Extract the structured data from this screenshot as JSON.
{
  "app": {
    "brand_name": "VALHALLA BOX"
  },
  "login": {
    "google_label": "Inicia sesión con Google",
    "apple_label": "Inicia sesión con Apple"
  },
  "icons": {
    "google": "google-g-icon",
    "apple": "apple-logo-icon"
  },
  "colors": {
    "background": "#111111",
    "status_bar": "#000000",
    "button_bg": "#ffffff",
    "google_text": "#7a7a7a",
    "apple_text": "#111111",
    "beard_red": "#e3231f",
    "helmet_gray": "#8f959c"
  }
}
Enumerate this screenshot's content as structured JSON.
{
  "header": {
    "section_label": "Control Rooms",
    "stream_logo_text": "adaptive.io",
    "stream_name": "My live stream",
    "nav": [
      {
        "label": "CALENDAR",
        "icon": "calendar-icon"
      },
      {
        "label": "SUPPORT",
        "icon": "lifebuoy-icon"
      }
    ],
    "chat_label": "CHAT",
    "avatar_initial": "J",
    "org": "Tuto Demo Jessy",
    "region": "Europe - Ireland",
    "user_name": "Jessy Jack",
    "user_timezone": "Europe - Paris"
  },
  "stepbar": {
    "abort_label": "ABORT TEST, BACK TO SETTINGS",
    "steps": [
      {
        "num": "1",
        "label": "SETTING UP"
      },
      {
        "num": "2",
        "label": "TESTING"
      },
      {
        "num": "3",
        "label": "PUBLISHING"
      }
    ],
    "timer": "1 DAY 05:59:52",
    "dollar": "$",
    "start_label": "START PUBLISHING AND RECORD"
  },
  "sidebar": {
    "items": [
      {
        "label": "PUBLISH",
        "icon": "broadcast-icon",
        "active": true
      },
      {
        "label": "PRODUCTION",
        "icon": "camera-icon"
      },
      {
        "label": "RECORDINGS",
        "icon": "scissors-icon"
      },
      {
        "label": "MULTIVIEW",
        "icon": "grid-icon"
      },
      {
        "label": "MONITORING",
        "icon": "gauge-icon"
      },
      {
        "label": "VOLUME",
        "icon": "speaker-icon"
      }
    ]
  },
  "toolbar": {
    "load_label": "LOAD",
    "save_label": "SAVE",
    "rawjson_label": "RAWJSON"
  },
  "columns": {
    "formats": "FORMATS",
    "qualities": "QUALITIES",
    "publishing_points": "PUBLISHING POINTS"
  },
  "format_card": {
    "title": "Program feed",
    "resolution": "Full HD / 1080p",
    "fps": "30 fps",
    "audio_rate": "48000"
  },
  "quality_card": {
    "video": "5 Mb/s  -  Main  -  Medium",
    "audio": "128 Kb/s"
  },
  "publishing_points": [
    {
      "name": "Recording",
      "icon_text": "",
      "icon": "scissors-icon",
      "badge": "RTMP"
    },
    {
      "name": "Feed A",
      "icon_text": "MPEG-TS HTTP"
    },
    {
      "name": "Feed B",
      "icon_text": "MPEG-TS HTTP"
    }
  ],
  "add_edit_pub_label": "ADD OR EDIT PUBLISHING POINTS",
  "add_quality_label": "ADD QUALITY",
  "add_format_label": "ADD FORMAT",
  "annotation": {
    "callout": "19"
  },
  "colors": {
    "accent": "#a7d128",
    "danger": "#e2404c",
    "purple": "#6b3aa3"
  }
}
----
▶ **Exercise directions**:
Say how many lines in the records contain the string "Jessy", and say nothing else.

▶ **Answer below**:
2